The fire service has lost one of its finest champions in the passing of Hal Bruno, a firefighter for more than 60 years, a renowned columnist and most recently the chairman emeritus of the National Fallen Firefighters Foundation (NFFF). He died Tuesday evening at Suburban Hospital in Bethesda, Md., from complications from a fall he had taken on Friday (Nov. 4). He was 83.
“Hal Bruno has been phenomenal in his support for the fire service,” said Ron Siarnicki, executive director of the NFFF in an early morning interview with Firehouse.com. “He has been instrumental in getting the fire service where it is today.”
As of early this morning, funeral services were being arranged by the family and Siarnicki said the NFFF would organize its own tribute “within then the next couple of days.”
For the past 10 years, Siarnicki has worked “side by side” with Bruno on many of the initiatives the NFFF has taken, notably with the annual Fallen Firefighters Memorial Weekend.
“He was just an amazing guy,” Siarnicki said, noting that it was Bruno who hired him as the foundation’s executive director 10 years ago.
He was a native of Chicago and had a 60-plus year career in journalism retiring in 1999 from ABC News where he was political director and host of the weekly talk show “Hal Bruno’s Washington.” He was a frequent television political panelist and covered every national election since 1960.
Bruno combined his love of journalism and his passion for the fire service by becoming one of the original contributing editors for Firehouse magazine since its founding in 1976, having published countless articles in print and on line with Firehouse.com reflecting on the state of the fire service and personal observations from more than half a century in the fire service. He drew upon his experiences as a director of the Chevy Chase, Md. Fire Department and as chairman of the NFFF.

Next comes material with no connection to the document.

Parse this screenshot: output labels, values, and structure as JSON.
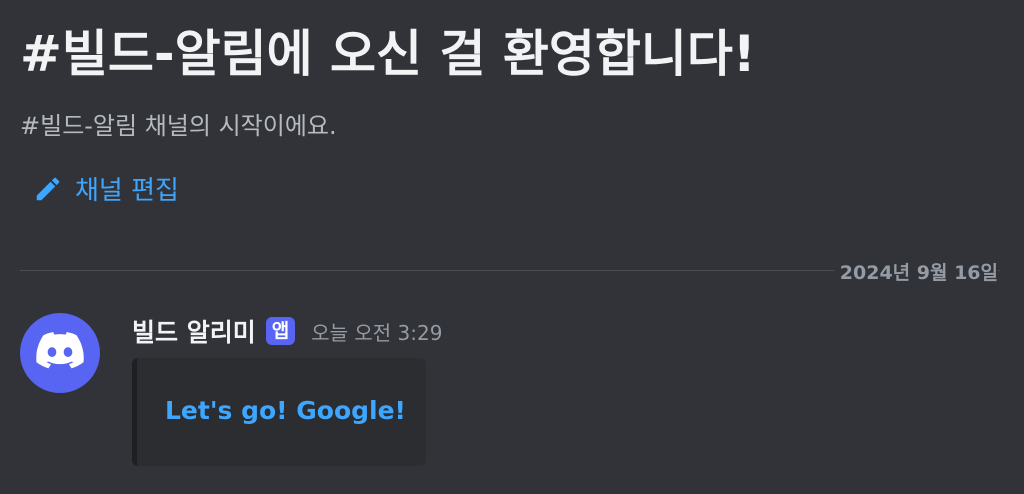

Bruno was appointed chairman of the NFFF in 1999, a distinction he held until his retirement in 2008. During that time, according to the NFFF, Bruno expanded services and resources for survivors, including workshops, conferences and scholarships. He also developed safety initiatives for firefighters and advanced safe practices to help reduce the number of line of duty deaths and injuries.
That passion for safety was something Siarnicki saw firsthand while on the job in Prince George's County, Md. Siarnicki, who later served as chief of the department, said this morning that he worked on a fire sprinkler initiative in Prince George’s county after a tragic house fire in which several children perished. That tragedy sparked a two-page spread in the Washington Post newspaper that helped advance the cause of residential sprinklers, Siarnicki said.
As a result of that article, Hal became aware of Siarnicki’s, and Prince George’s county’s efforts, and wrote a column about it for Firehouse Magazine. This began the long term relationship between the two.
“He was an amazing guy who took that tragedy and made something good from it,” Siarnicki said.
Siarnicki shared a humorous story about how he got the job with NFFF and how Bruno offered it to him.
After seeing an advertisement for the position in Firehouse magazine, Siarnicki said he decided to apply for the post “just to see what it was like to look for a job.”
“I had been chief of Prince George (Md.) for 26 years and I thought it was time to at least start looking for something else,” he said. “I hadn’t even had so much as an interview in all those years.”
So he sent the application to NFFF and a couple of weeks later, Bruno called him.
“He asked me if I was serious about the application,” Siarnicki said, adding that he had send the application mostly for practice in case the day came when it was time to do something different. “He laughed and then told me the job was mine if I wanted it.”
That was 10 years ago and Siarnicki said it was a privileged to work with Bruno on something he is also passionate about.